One bill, SB 332, focuses on lowering what some call an onerously high liability standard for fire managers or private “burn bosses,” including cultural burning operations done by tribes.

With these legislative changes, managers who follow a list of requirements when doing prescribed burns won’t be held personally liable for fire suppression costs if a burn gets out of control, according to Craig Tucker, a natural resources policy consultant with the Karuk Tribe in Northern California.

“It improves things for burn bosses, it gets the insurance industry back in the game for providing insurance for burn bosses,” he says. “But we still need to do more to make it easier for people to have a career in this line of work.”

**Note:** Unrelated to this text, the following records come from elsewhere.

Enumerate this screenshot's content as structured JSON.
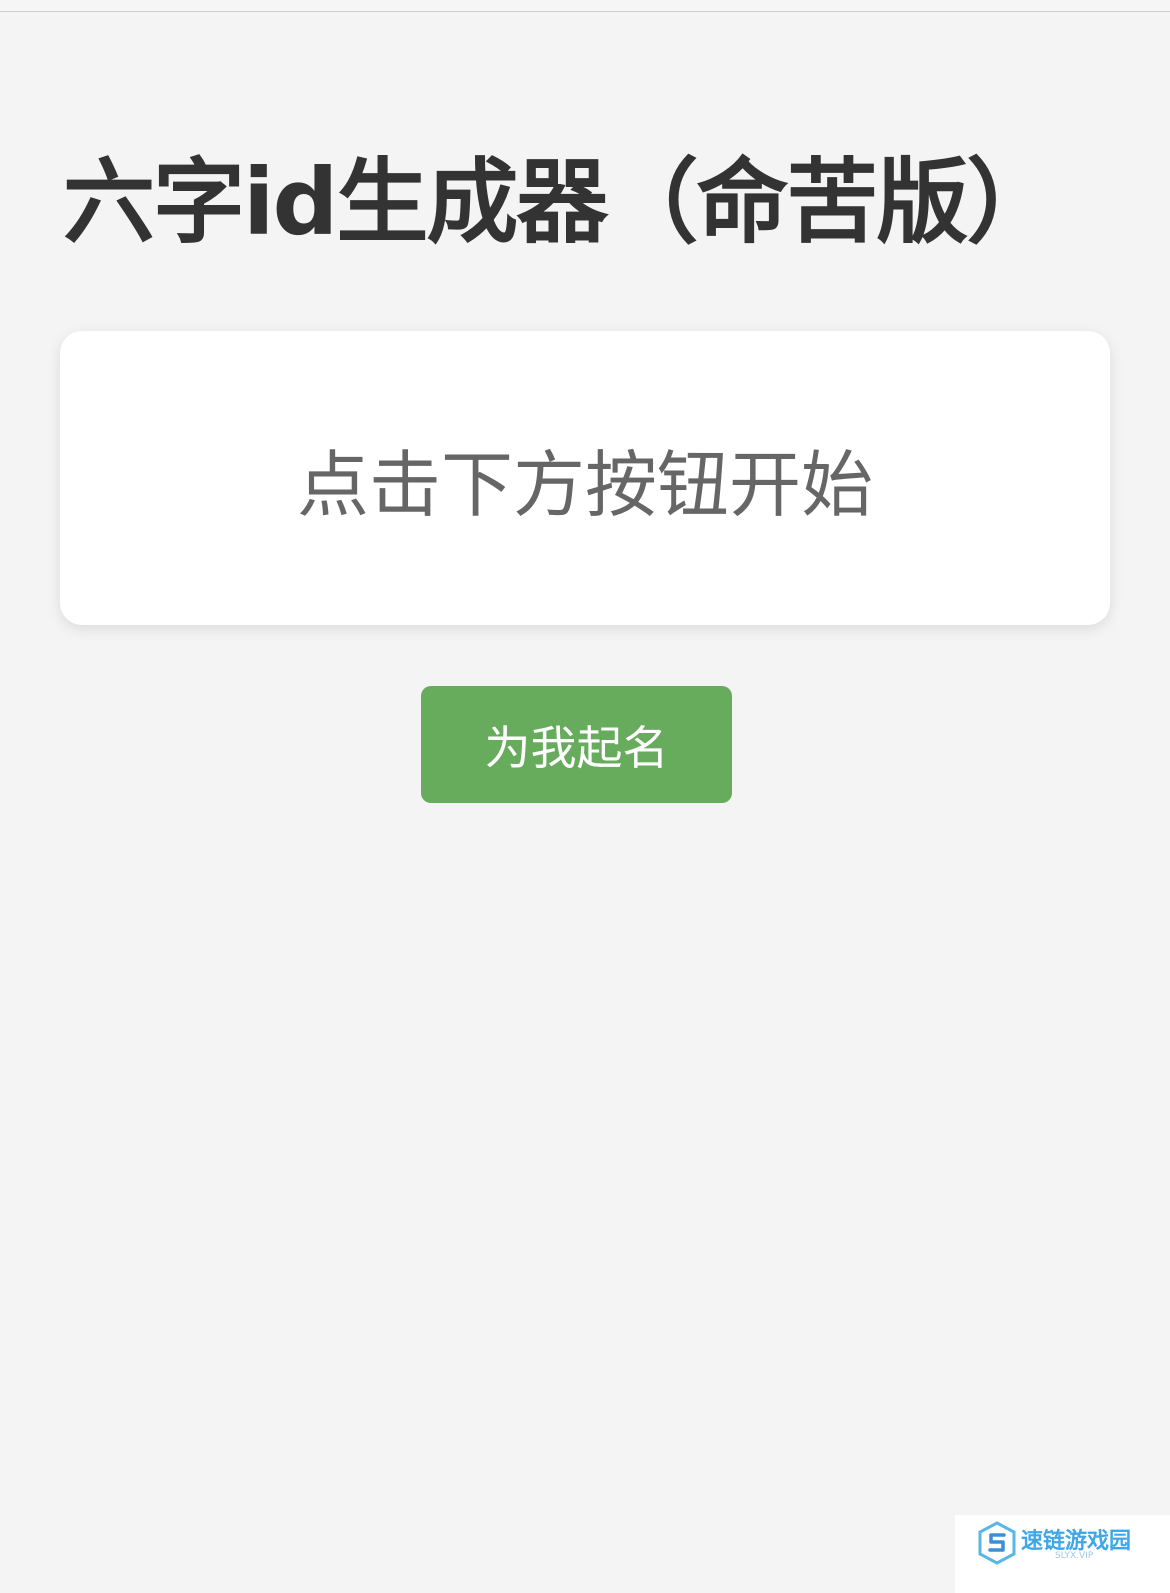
{
  "page": {
    "title": "六字id生成器（命苦版）"
  },
  "result": {
    "placeholder_text": "点击下方按钮开始"
  },
  "actions": {
    "generate_label": "为我起名"
  },
  "watermark": {
    "brand": "速链游戏园",
    "sub": "SLYX.VIP"
  },
  "colors": {
    "background": "#f4f4f4",
    "card": "#ffffff",
    "button": "#67ab5c",
    "title": "#333333",
    "result_text": "#666666"
  }
}
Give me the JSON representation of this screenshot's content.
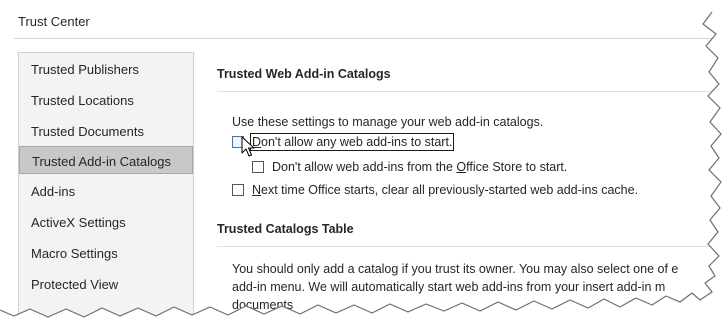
{
  "window": {
    "title": "Trust Center"
  },
  "sidebar": {
    "items": [
      {
        "label": "Trusted Publishers",
        "active": false
      },
      {
        "label": "Trusted Locations",
        "active": false
      },
      {
        "label": "Trusted Documents",
        "active": false
      },
      {
        "label": "Trusted Add-in Catalogs",
        "active": true
      },
      {
        "label": "Add-ins",
        "active": false
      },
      {
        "label": "ActiveX Settings",
        "active": false
      },
      {
        "label": "Macro Settings",
        "active": false
      },
      {
        "label": "Protected View",
        "active": false
      }
    ]
  },
  "web_catalogs": {
    "header": "Trusted Web Add-in Catalogs",
    "description": "Use these settings to manage your web add-in catalogs.",
    "option_no_addins": {
      "mnemonic": "D",
      "label_rest": "on't allow any web add-ins to start.",
      "checked": false
    },
    "option_no_store": {
      "label_before": "Don't allow web add-ins from the ",
      "mnemonic": "O",
      "label_after": "ffice Store to start.",
      "checked": false
    },
    "option_clear_cache": {
      "mnemonic": "N",
      "label_rest": "ext time Office starts, clear all previously-started web add-ins cache.",
      "checked": false
    }
  },
  "catalogs_table": {
    "header": "Trusted Catalogs Table",
    "paragraph_lines": [
      "You should only add a catalog if you trust its owner. You may also select one of e",
      "add-in menu. We will automatically start web add-ins from your insert add-in m",
      "documents"
    ]
  },
  "colors": {
    "sidebar_bg": "#f3f3f3",
    "active_item_bg": "#c8c8c8",
    "text": "#262626"
  },
  "icons": {
    "cursor": "mouse-pointer-icon"
  }
}
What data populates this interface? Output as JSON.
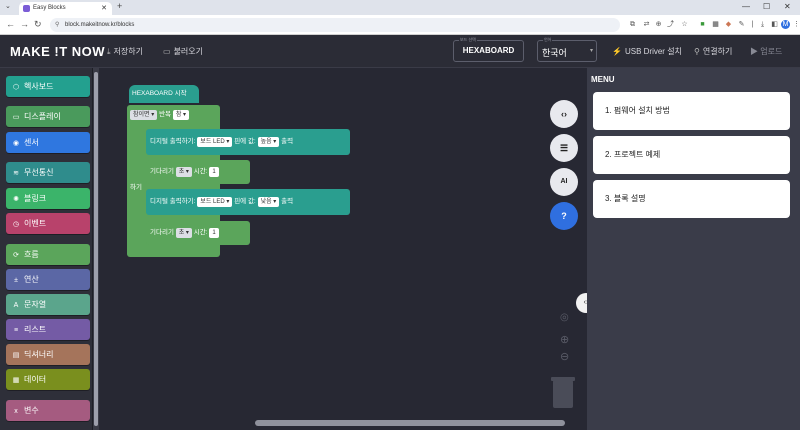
{
  "browser": {
    "tab_title": "Easy Blocks",
    "url": "block.makeitnow.kr/blocks",
    "avatar_text": "M"
  },
  "header": {
    "logo": "MAKE !T NOW",
    "save": "저장하기",
    "open": "불러오기",
    "board_label": "보드 선택",
    "board": "HEXABOARD",
    "lang_label": "언어",
    "language": "한국어",
    "usb_driver": "USB Driver 설치",
    "connect": "연결하기",
    "run": "업로드"
  },
  "palette": {
    "items": [
      {
        "label": "헥사보드",
        "icon": "hexaboard-icon",
        "color": "#23a08f"
      },
      {
        "label": "디스플레이",
        "icon": "display-icon",
        "color": "#4a9a5c"
      },
      {
        "label": "센서",
        "icon": "sensor-icon",
        "color": "#2f77e0"
      },
      {
        "label": "무선통신",
        "icon": "wifi-icon",
        "color": "#2f8c8c"
      },
      {
        "label": "블링크",
        "icon": "blink-icon",
        "color": "#3bb46a"
      },
      {
        "label": "이벤트",
        "icon": "event-icon",
        "color": "#b8426b"
      },
      {
        "label": "흐름",
        "icon": "flow-icon",
        "color": "#5ba55b"
      },
      {
        "label": "연산",
        "icon": "math-icon",
        "color": "#5b67a5"
      },
      {
        "label": "문자열",
        "icon": "text-icon",
        "color": "#5ba58c"
      },
      {
        "label": "리스트",
        "icon": "list-icon",
        "color": "#745ba5"
      },
      {
        "label": "딕셔너리",
        "icon": "dict-icon",
        "color": "#a5745b"
      },
      {
        "label": "데이터",
        "icon": "data-icon",
        "color": "#7a8f1e"
      },
      {
        "label": "변수",
        "icon": "variable-icon",
        "color": "#a55b80"
      }
    ]
  },
  "workspace": {
    "start_block": "HEXABOARD 시작",
    "repeat_block_a": "참이면",
    "repeat_block_b": "반복",
    "repeat_value": "참",
    "do_label": "하기",
    "digital_write_1_a": "디지털 출력하기:",
    "digital_write_1_pin": "보드 LED",
    "digital_write_1_b": "핀에 값:",
    "digital_write_1_val": "높음",
    "digital_write_1_c": "출력",
    "wait_1_a": "기다리기",
    "wait_1_unit": "초",
    "wait_1_b": "시간:",
    "wait_1_val": "1",
    "digital_write_2_a": "디지털 출력하기:",
    "digital_write_2_pin": "보드 LED",
    "digital_write_2_b": "핀에 값:",
    "digital_write_2_val": "낮음",
    "digital_write_2_c": "출력",
    "wait_2_a": "기다리기",
    "wait_2_unit": "초",
    "wait_2_b": "시간:",
    "wait_2_val": "1",
    "ai_label": "AI"
  },
  "menu": {
    "title": "MENU",
    "items": [
      "1. 펌웨어 설치 방법",
      "2. 프로젝트 예제",
      "3. 블록 설명"
    ]
  }
}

Tucker says managers could still be held liable for damages to personal property.

The second, much broader AB 642, would increase prescribed fire and cultural burning in communities at high fire risk. It also defines "cultural fire practitioners" for the first time, according to Tucker, putting traditional knowledge on the same level as state-certified burn bosses.

“People who have inherited the obligation or inherited the knowledge from their ancestors who have been on these landscapes for thousands of years, have the same standing under state law now as someone who is trained by Cal Fire,” he says.

Low intensity prescribed fire is considered by fire scientists to be one of the primary tools to prevent catastrophic wildfires and protect communities in harm’s way.

The Karuk Tribe lobbied lawmakers to pass the two bills and drafted language for the definition of a "cultural fire practitioner," Tucker says.

The state’s proposed budget also includes parallel pots of money, including $20 million for a fire liability fund and another $20 million for tribal fire programs. Both bills are awaiting the signature of Gov. Newsom.

Erik Neumann is JPR's news director. He earned a master's degree from the UC Berkeley Graduate School of Journalism and joined JPR as a reporter in 2019 after working at NPR member station KUER in Salt Lake City.